This week, to continue listening, learning and educating ourselves to support the Black Lives Matter movement, we have another Ava DuVarney and Netflix power duo.
When They See Us (2019) was inspired by and tells the nauseating story of the Central Park jogger case from 1989, involving Trisha Meili and the five, falsely accused, boys, all of African-American or Hispanic descent.
With their confessions beaten and coerced out of them by the police, they, despite very little evidence, were dubbed ‘the Central Park Five’ and wrongly convicted of the rape, attempted murder and assault of Meili.
This powerful series examines the effects of systemic racism and this Netflix chronicle remains an unnerving but important story, and one that deserves to be revisited in the wake of George Floyd’s senseless murder. Their traumatic story reopens unhealed wounds for Black Americans who have continued to endure mistreatment by law enforcement and systemic racism.
DuVernay, with her painful yet powerful four-part series, invites viewers to see the faces behind the Central Park Five, whose identities were published in the media despite being only 14-16 years old at the time. Setting this as essential viewing to understand exactly what these children endured as they were dragged through the corrupt system actively working against them. Later in 2002, DNA of a known murderer and serial rapist exonerated the five and proved their innocence.

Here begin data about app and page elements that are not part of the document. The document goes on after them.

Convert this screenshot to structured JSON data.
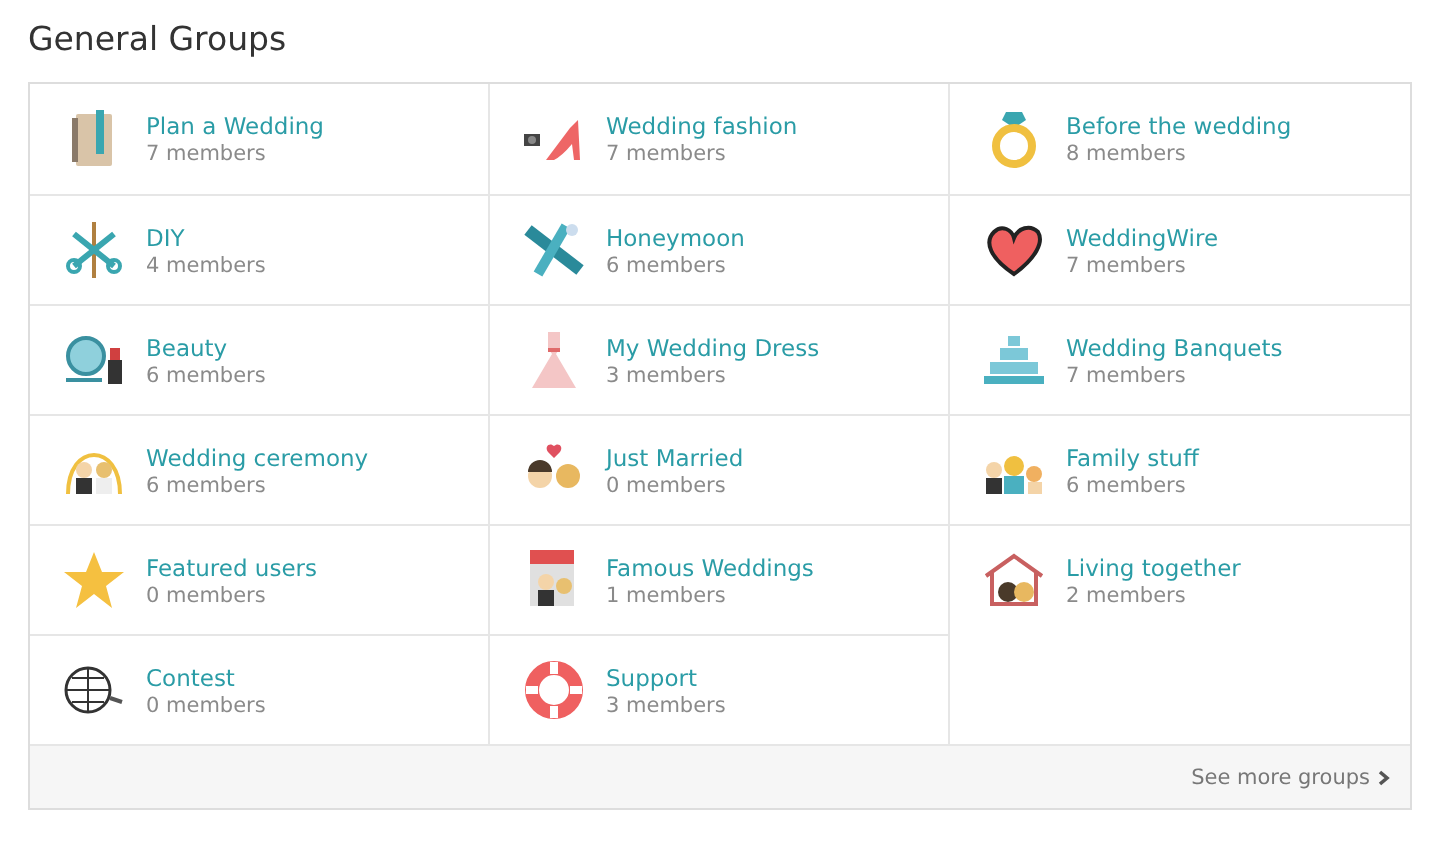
{
  "title": "General Groups",
  "groups": [
    {
      "name": "Plan a Wedding",
      "members": "7 members"
    },
    {
      "name": "Wedding fashion",
      "members": "7 members"
    },
    {
      "name": "Before the wedding",
      "members": "8 members"
    },
    {
      "name": "DIY",
      "members": "4 members"
    },
    {
      "name": "Honeymoon",
      "members": "6 members"
    },
    {
      "name": "WeddingWire",
      "members": "7 members"
    },
    {
      "name": "Beauty",
      "members": "6 members"
    },
    {
      "name": "My Wedding Dress",
      "members": "3 members"
    },
    {
      "name": "Wedding Banquets",
      "members": "7 members"
    },
    {
      "name": "Wedding ceremony",
      "members": "6 members"
    },
    {
      "name": "Just Married",
      "members": "0 members"
    },
    {
      "name": "Family stuff",
      "members": "6 members"
    },
    {
      "name": "Featured users",
      "members": "0 members"
    },
    {
      "name": "Famous Weddings",
      "members": "1 members"
    },
    {
      "name": "Living together",
      "members": "2 members"
    },
    {
      "name": "Contest",
      "members": "0 members"
    },
    {
      "name": "Support",
      "members": "3 members"
    }
  ],
  "footer_link": "See more groups"
}
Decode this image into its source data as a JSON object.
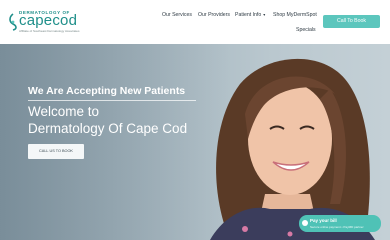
{
  "header": {
    "logo": {
      "top": "DERMATOLOGY OF",
      "main": "capecod",
      "sub": "Affiliate of Southeast Dermatology Associates"
    },
    "nav": {
      "services": "Our Services",
      "providers": "Our Providers",
      "patient_info": "Patient Info",
      "shop": "Shop MyDermSpot",
      "specials": "Specials"
    },
    "cta_label": "Call To Book"
  },
  "hero": {
    "eyebrow": "We Are Accepting New Patients",
    "headline_line1": "Welcome to",
    "headline_line2": "Dermatology Of Cape Cod",
    "button_label": "CALL US TO BOOK"
  },
  "pay_widget": {
    "title": "Pay your bill",
    "subtitle": "Secure online payment • PayMD partner"
  },
  "colors": {
    "brand_teal": "#1f8f8a",
    "accent": "#5cc6bd",
    "pay_bg": "#4fc2b6"
  },
  "icons": {
    "logo_mark": "leaf-swirl-icon",
    "caret": "chevron-down-icon",
    "pay": "chat-bubble-icon"
  }
}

When They See Us is currently streaming on Netflix and is an uncomfortable yet crucial lesson in police brutality, racial justice and systemic racism. If you’d like to read more on the Exonerated Five as they are now known, you can here via the official When They See Us learning resource website.